To Xray359, My name is Brandi and I stumbled across this blog while looking at POW postcards that were sent from POW Camp #1. You said in your comment that your father came home and I also looked at the first sentence that you left and you gave a timeline of where your dad was during WWII. With only a name and a date of death I have done two months of research on my Great Uncle Harold M. Williams "Uncle Babe" as he followed the same path that your father did. I have filled out all of the paperwork and sent it off two weeks ago to ST. Louis to get my great Uncle's records. There are so many missing pieces still that you might be able to help me on. I thought that my great uncle was forgotten and as I dug through information on the internet. I was very wrong. He has a headstone of Memorial in Scottsbluff, NE and he also has one in North Platte, NE and one in the Manila American Cemetery with his name on the wall as MIA/KIA. I know that there are missing medals that my uncle should have but, we dont have them yet. If you get this can you please get a hold of me at brandiherbst@gmail.com or on FB under Brandi Williams from Fort Collins, CO and my cell and office phone is 970-391-8278. I hope any of you can help fill in the gaps as to my Great Uncle who had a family when he was drafted in and he still does have a family that does keep him in our hearts. His story needs to be told. He is on Bill Bowen's Roster of the sinking of the Arisan Maru where over 1800 POW's were on that ship that was torpedoed out of Manila then went to Luzon and back to Manila and then was supposed to head to Japan and he was "Lost at Sea" as the Torpedo blew that freighter in half and there was no way he would have survived that as we have post cards from POW camp #1 and only three of them came to the US that were censored by the Japanese and the US. His date of Death was October 24, 1944 and you wrote your blog on Oct, 24, 2013. I hope if anyone knows how our POW's got to where they were shipped out of San Francisco did they go to boot camp or was it on the job training. My uncle planted mines. If anyone can help me find out anymore information please get a hold of me, Thank you so very much. Always, Brandi Williams

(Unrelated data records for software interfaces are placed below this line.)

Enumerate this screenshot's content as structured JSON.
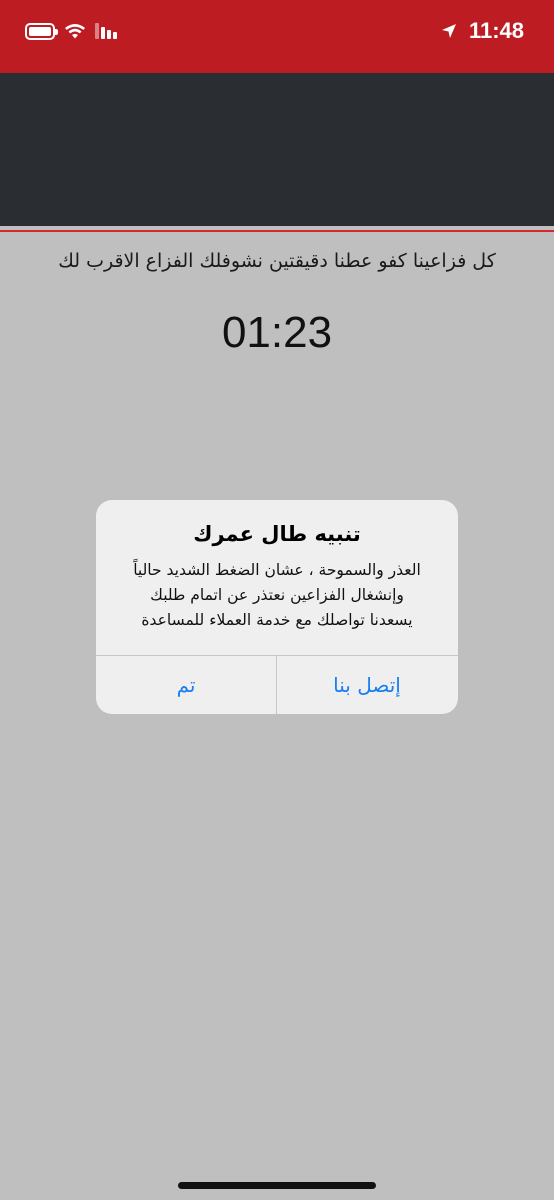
{
  "status_bar": {
    "time": "11:48",
    "battery_icon": "battery-icon",
    "wifi_icon": "wifi-icon",
    "signal_icon": "cellular-signal-icon",
    "location_icon": "location-arrow-icon",
    "color": "#be1c23"
  },
  "header": {
    "background": "#2a2e33",
    "accent_line": "#d62a2a"
  },
  "main": {
    "message": "كل فزاعينا كفو عطنا دقيقتين نشوفلك الفزاع الاقرب لك",
    "countdown": "01:23"
  },
  "alert": {
    "title": "تنبيه طال عمرك",
    "body_lines": [
      "العذر والسموحة ، عشان الضغط الشديد حالياً",
      "وإنشغال الفزاعين نعتذر عن اتمام طلبك",
      "يسعدنا تواصلك مع خدمة العملاء للمساعدة"
    ],
    "buttons": {
      "done": "تم",
      "contact": "إتصل بنا"
    },
    "button_color": "#1a7ff0"
  }
}
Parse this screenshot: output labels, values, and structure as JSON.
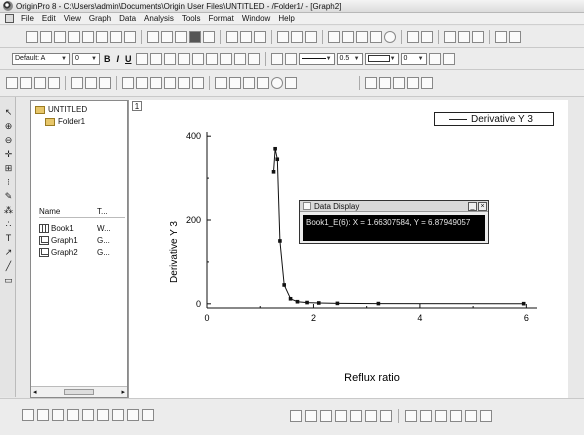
{
  "window": {
    "title": "OriginPro 8 - C:\\Users\\admin\\Documents\\Origin User Files\\UNTITLED - /Folder1/ - [Graph2]"
  },
  "menu": [
    "File",
    "Edit",
    "View",
    "Graph",
    "Data",
    "Analysis",
    "Tools",
    "Format",
    "Window",
    "Help"
  ],
  "format_toolbar": {
    "font_value": "Default: A",
    "size_value": "0",
    "line_width_value": "0.5",
    "pattern_value": "0"
  },
  "project_explorer": {
    "root": "UNTITLED",
    "folder": "Folder1",
    "columns": [
      "Name",
      "T..."
    ],
    "items": [
      {
        "name": "Book1",
        "type": "W..."
      },
      {
        "name": "Graph1",
        "type": "G..."
      },
      {
        "name": "Graph2",
        "type": "G..."
      }
    ]
  },
  "graph": {
    "layer_tab": "1",
    "legend": "Derivative Y 3",
    "xlabel": "Reflux ratio",
    "ylabel": "Derivative Y 3"
  },
  "chart_data": {
    "type": "line",
    "xlabel": "Reflux ratio",
    "ylabel": "Derivative Y 3",
    "xlim": [
      0,
      6.2
    ],
    "ylim": [
      -10,
      410
    ],
    "x_ticks": [
      "0",
      "2",
      "4",
      "6"
    ],
    "y_ticks": [
      "0",
      "200",
      "400"
    ],
    "grid": false,
    "legend_position": "top-right",
    "series": [
      {
        "name": "Derivative Y 3",
        "x": [
          1.25,
          1.28,
          1.32,
          1.37,
          1.45,
          1.57,
          1.7,
          1.88,
          2.1,
          2.45,
          3.22,
          5.95
        ],
        "y": [
          315,
          370,
          345,
          150,
          45,
          12,
          5,
          3,
          2,
          1,
          0.5,
          0.3
        ]
      }
    ]
  },
  "data_display": {
    "title": "Data Display",
    "text": "Book1_E(6): X = 1.66307584, Y = 6.87949057"
  },
  "colors": {
    "plot_line": "#111111",
    "display_bg": "#000000",
    "display_fg": "#e6e6e6"
  }
}
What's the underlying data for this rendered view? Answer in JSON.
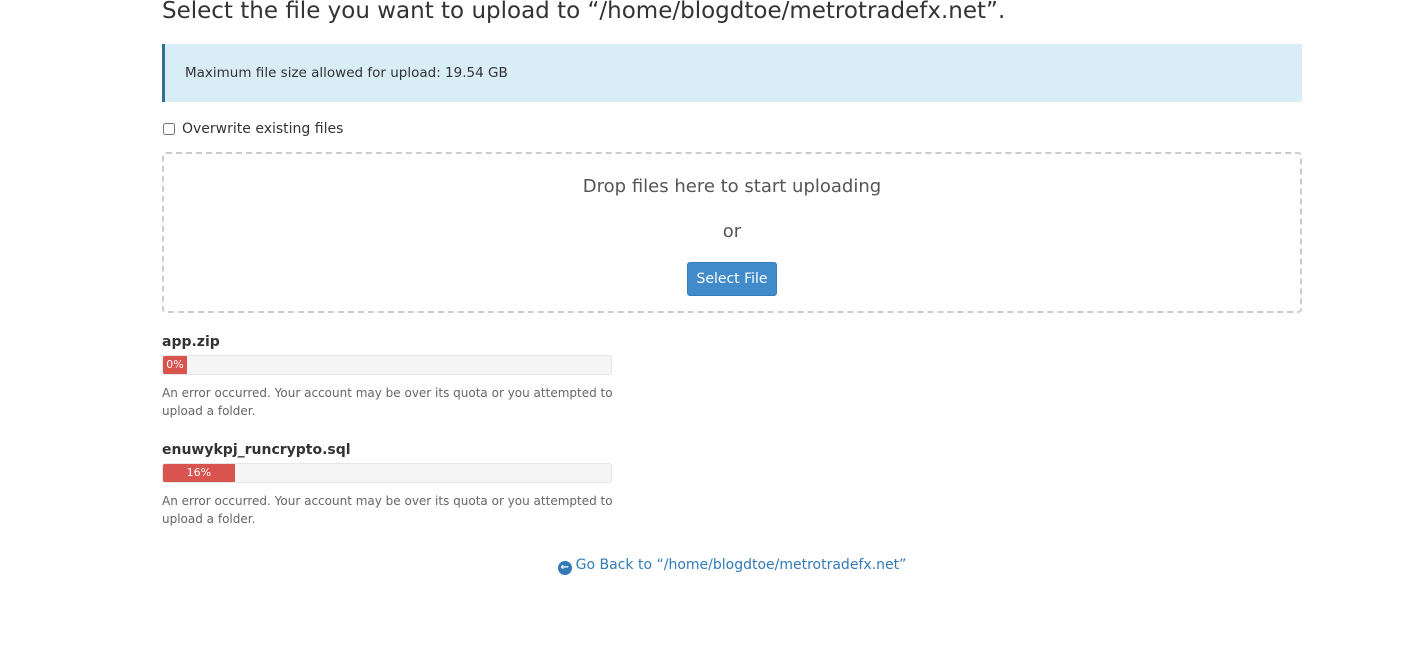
{
  "page": {
    "title": "Select the file you want to upload to “/home/blogdtoe/metrotradefx.net”."
  },
  "alert": {
    "text": "Maximum file size allowed for upload: 19.54 GB"
  },
  "overwrite": {
    "label": "Overwrite existing files",
    "checked": false
  },
  "dropzone": {
    "drop_text": "Drop files here to start uploading",
    "or_text": "or",
    "select_button_label": "Select File"
  },
  "uploads": [
    {
      "file_name": "app.zip",
      "progress_label": "0%",
      "progress_fraction": 0.0,
      "status_color": "#d9534f",
      "error": "An error occurred. Your account may be over its quota or you attempted to upload a folder."
    },
    {
      "file_name": "enuwykpj_runcrypto.sql",
      "progress_label": "16%",
      "progress_fraction": 0.16,
      "status_color": "#d9534f",
      "error": "An error occurred. Your account may be over its quota or you attempted to upload a folder."
    }
  ],
  "go_back": {
    "icon": "arrow-circle-left-icon",
    "label": "Go Back to “/home/blogdtoe/metrotradefx.net”"
  },
  "colors": {
    "accent": "#428bca",
    "alert_bg": "#d9edf7",
    "error": "#d9534f",
    "link": "#337ab7"
  }
}
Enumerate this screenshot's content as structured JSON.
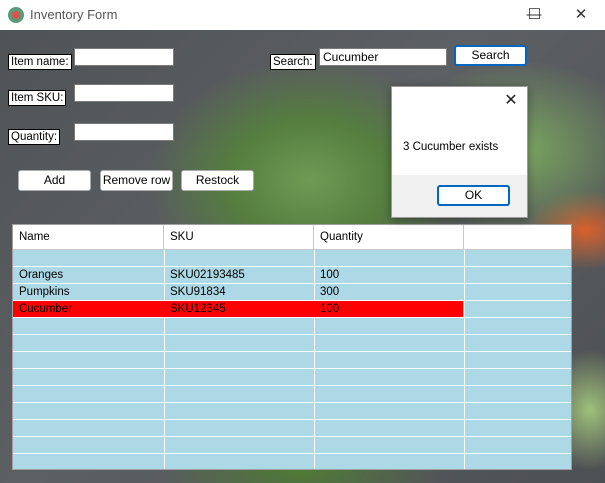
{
  "window": {
    "title": "Inventory Form",
    "controls": {
      "minimize": "—",
      "maximize": "☐",
      "close": "✕"
    }
  },
  "form": {
    "item_name_label": "Item name:",
    "item_name_value": "",
    "item_sku_label": "Item SKU:",
    "item_sku_value": "",
    "quantity_label": "Quantity:",
    "quantity_value": "",
    "search_label": "Search:",
    "search_value": "Cucumber",
    "search_button": "Search",
    "add_button": "Add",
    "remove_button": "Remove row",
    "restock_button": "Restock"
  },
  "grid": {
    "columns": [
      "Name",
      "SKU",
      "Quantity"
    ],
    "rows": [
      {
        "name": "",
        "sku": "",
        "quantity": "",
        "selected": false
      },
      {
        "name": "Oranges",
        "sku": "SKU02193485",
        "quantity": "100",
        "selected": false
      },
      {
        "name": "Pumpkins",
        "sku": "SKU91834",
        "quantity": "300",
        "selected": false
      },
      {
        "name": "Cucumber",
        "sku": "SKU12345",
        "quantity": "100",
        "selected": true
      }
    ]
  },
  "dialog": {
    "message": "3 Cucumber exists",
    "ok_button": "OK",
    "close": "✕"
  },
  "colors": {
    "grid_background": "#add8e6",
    "selected_row": "#ff0000",
    "accent": "#0067c0"
  }
}
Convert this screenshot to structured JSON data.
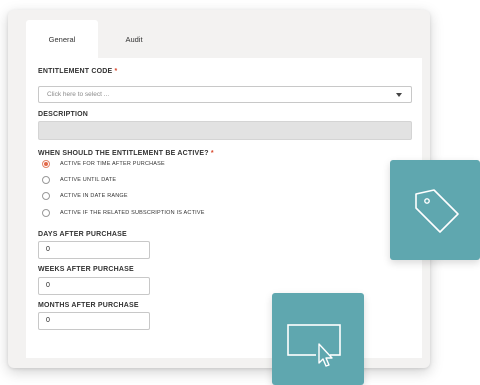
{
  "tabs": [
    {
      "label": "General",
      "active": true
    },
    {
      "label": "Audit",
      "active": false
    }
  ],
  "entitlement_code": {
    "label": "ENTITLEMENT CODE",
    "required_marker": "*",
    "placeholder": "Click here to select ..."
  },
  "description": {
    "label": "DESCRIPTION",
    "value": ""
  },
  "active_period": {
    "label": "WHEN SHOULD THE ENTITLEMENT BE ACTIVE?",
    "required_marker": "*",
    "options": [
      {
        "label": "ACTIVE FOR TIME AFTER PURCHASE",
        "checked": true
      },
      {
        "label": "ACTIVE UNTIL DATE",
        "checked": false
      },
      {
        "label": "ACTIVE IN DATE RANGE",
        "checked": false
      },
      {
        "label": "ACTIVE IF THE RELATED SUBSCRIPTION IS ACTIVE",
        "checked": false
      }
    ]
  },
  "days_after_purchase": {
    "label": "DAYS AFTER PURCHASE",
    "value": "0"
  },
  "weeks_after_purchase": {
    "label": "WEEKS AFTER PURCHASE",
    "value": "0"
  },
  "months_after_purchase": {
    "label": "MONTHS AFTER PURCHASE",
    "value": "0"
  },
  "colors": {
    "accent": "#e36a4a",
    "tile": "#5fa7af"
  },
  "icons": [
    "tag-icon",
    "cursor-select-icon",
    "chevron-down-icon"
  ]
}
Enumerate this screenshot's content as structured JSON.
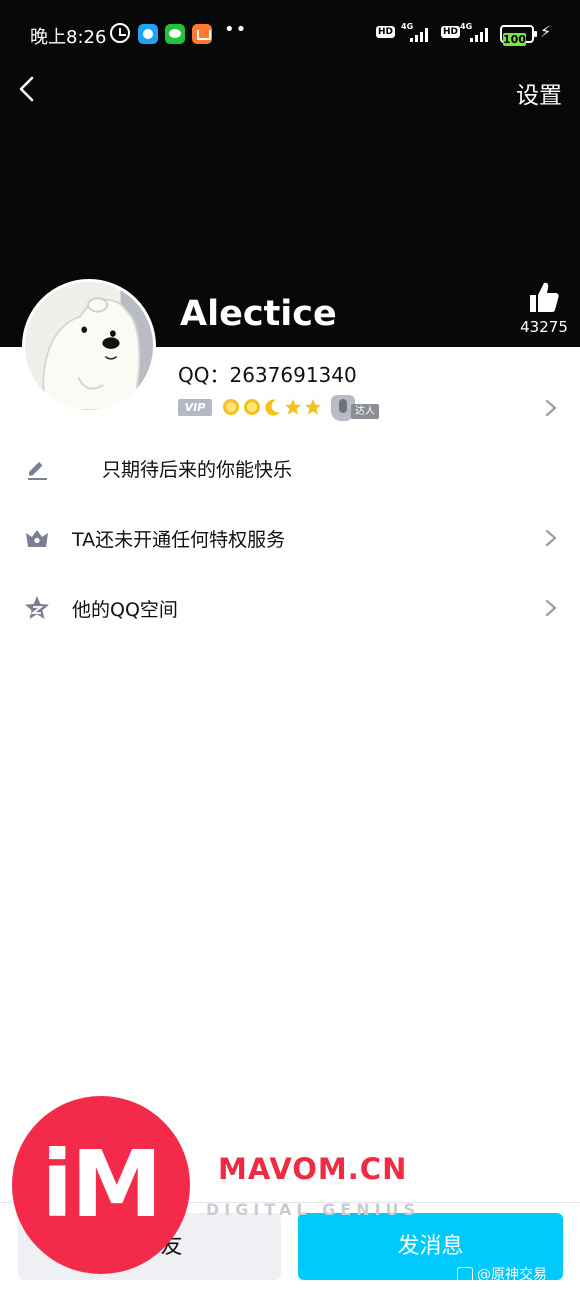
{
  "status_bar": {
    "time": "晚上8:26",
    "hd_label": "HD",
    "network_label": "4G",
    "battery": "100",
    "notification_apps": [
      "qq-icon",
      "wechat-icon",
      "mi-store-icon"
    ]
  },
  "nav": {
    "settings_label": "设置"
  },
  "profile": {
    "nickname": "Alectice",
    "qq_number": "QQ：2637691340",
    "like_count": "43275",
    "vip_label": "VIP",
    "expert_label": "达人",
    "level_icons": [
      "sun-icon",
      "sun-icon",
      "moon-icon",
      "star-icon",
      "star-icon"
    ]
  },
  "rows": {
    "signature": "只期待后来的你能快乐",
    "privilege": "TA还未开通任何特权服务",
    "qzone": "他的QQ空间"
  },
  "actions": {
    "add_friend_label": "加好友",
    "send_message_label": "发消息"
  },
  "watermark": {
    "logo_text": "iM",
    "site": "MAVOM.CN",
    "tagline": "DIGITAL GENIUS",
    "weibo_handle": "@原神交易"
  },
  "colors": {
    "header_bg": "#070908",
    "accent": "#00cafc",
    "watermark_red": "#f42a4a"
  }
}
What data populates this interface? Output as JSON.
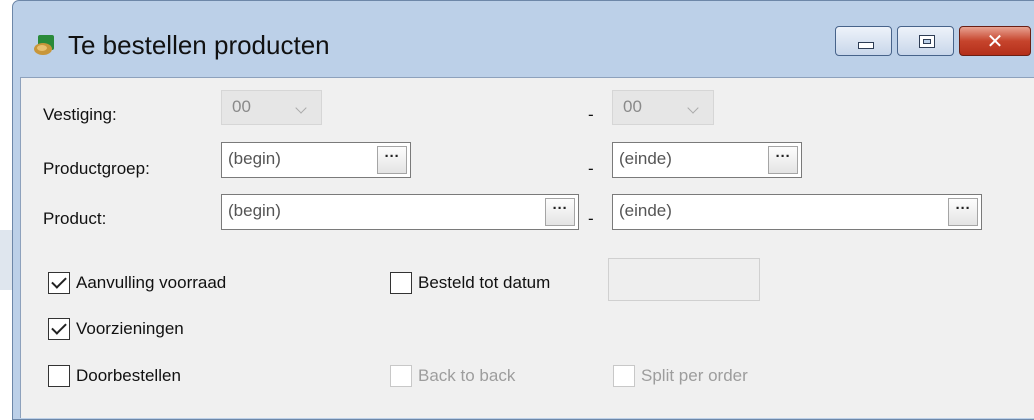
{
  "window": {
    "title": "Te bestellen producten",
    "close_glyph": "✕",
    "icon": "app-window-icon"
  },
  "form": {
    "vestiging": {
      "label": "Vestiging:",
      "from": "00",
      "to": "00"
    },
    "productgroep": {
      "label": "Productgroep:",
      "from": "(begin)",
      "to": "(einde)"
    },
    "product": {
      "label": "Product:",
      "from": "(begin)",
      "to": "(einde)"
    },
    "range_separator": "-",
    "ellipsis": "···"
  },
  "options": {
    "aanvulling_voorraad": {
      "label": "Aanvulling voorraad",
      "checked": true
    },
    "besteld_tot_datum": {
      "label": "Besteld tot datum",
      "checked": false,
      "value": ""
    },
    "voorzieningen": {
      "label": "Voorzieningen",
      "checked": true
    },
    "doorbestellen": {
      "label": "Doorbestellen",
      "checked": false
    },
    "back_to_back": {
      "label": "Back to back",
      "checked": false,
      "enabled": false
    },
    "split_per_order": {
      "label": "Split per order",
      "checked": false,
      "enabled": false
    }
  }
}
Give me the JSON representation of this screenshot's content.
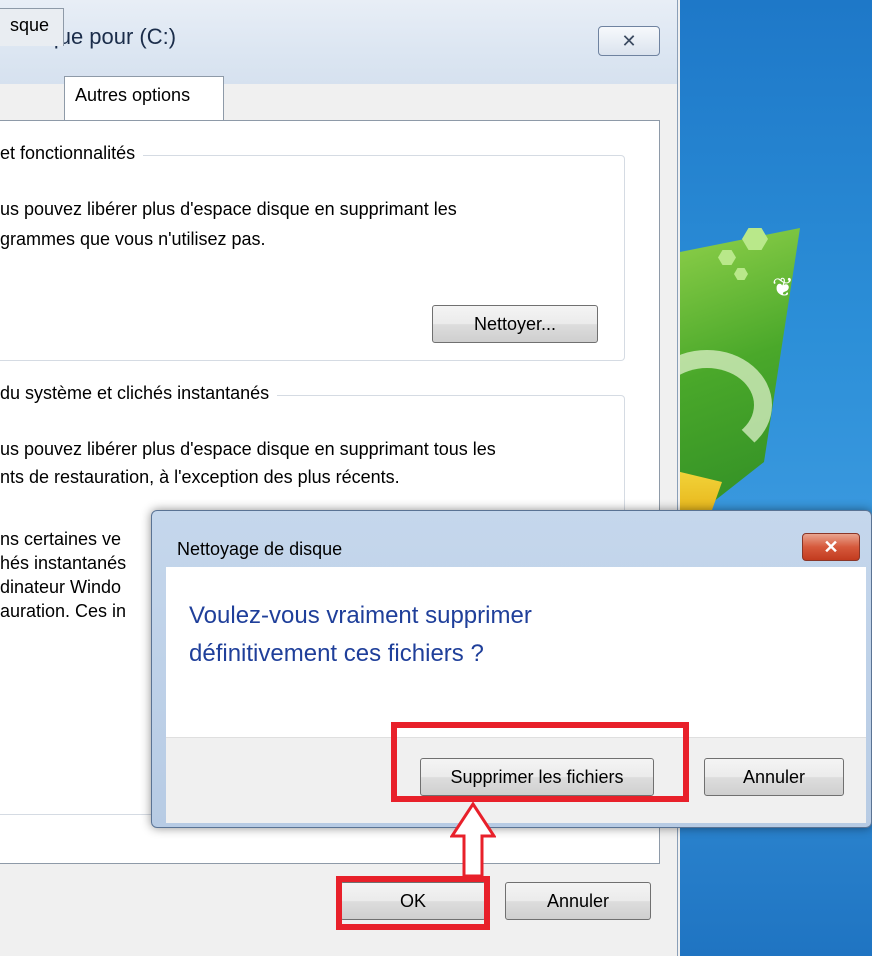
{
  "back_window": {
    "title": "e disque pour  (C:)",
    "close_glyph": "✕",
    "tabs": [
      "sque",
      "Autres options"
    ],
    "section1": {
      "title": "et fonctionnalités",
      "line1": "us pouvez libérer plus d'espace disque en supprimant les",
      "line2": "grammes que vous n'utilisez pas.",
      "button": "Nettoyer..."
    },
    "section2": {
      "title": "du système et clichés instantanés",
      "line1": "us pouvez libérer plus d'espace disque en supprimant tous les",
      "line2": "nts de restauration, à l'exception des plus récents.",
      "hidden1": "ns certaines ve",
      "hidden2": "hés instantanés",
      "hidden3": "dinateur Windo",
      "hidden4": "auration. Ces in"
    },
    "ok_label": "OK",
    "cancel_label": "Annuler"
  },
  "dialog": {
    "title": "Nettoyage de disque",
    "close_glyph": "✕",
    "message_line1": "Voulez-vous vraiment supprimer",
    "message_line2": "définitivement ces fichiers ?",
    "confirm_label": "Supprimer les fichiers",
    "cancel_label": "Annuler"
  },
  "colors": {
    "highlight": "#e8202a",
    "message_text": "#1f3f9a",
    "wallpaper": "#2c8fd8"
  }
}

Melinda said...

"Filipino soldiers and police comprised over three-quarters of the Death Marchers. Here, a group of Filipinos carry fellow soldiers unable to walk."

Caption was changed by AP. The photo, thought to be of the Bataan Death March, actually was an Allied POW burial detail.
Source: http://www.cbsnews.com/news/bataan-death-march-survivor-who-campaigned-to-correct-historic-photo-dies-at-91/

Kimberly Johnson said...

@ Brandi, I am in contact with a gentleman named John Eakin who helped me obtain records on my Mother's HS Sweethearts' brother who died at Cabanatuan in 1942. And now, the US Department Case Manager for Past Conflict Repatriations Branch has reached out to me regarding DNA testing and identifying these men that were left in mass graves. As soon as I hear back from them on whether or not they would like me to post their information here. I will definitely post it for all those seeking their loved ones.
The Govt. is FINALLY doing something about this. And I believe most, if not all of the credit due should be given to Mr. John Eakin.

They are wanting to work with the Families and have these men brought home and buried as their families wish.

You can msg me at kj_gw@comcast.net.
Regards,
Kimberly
God Bless Our Troops.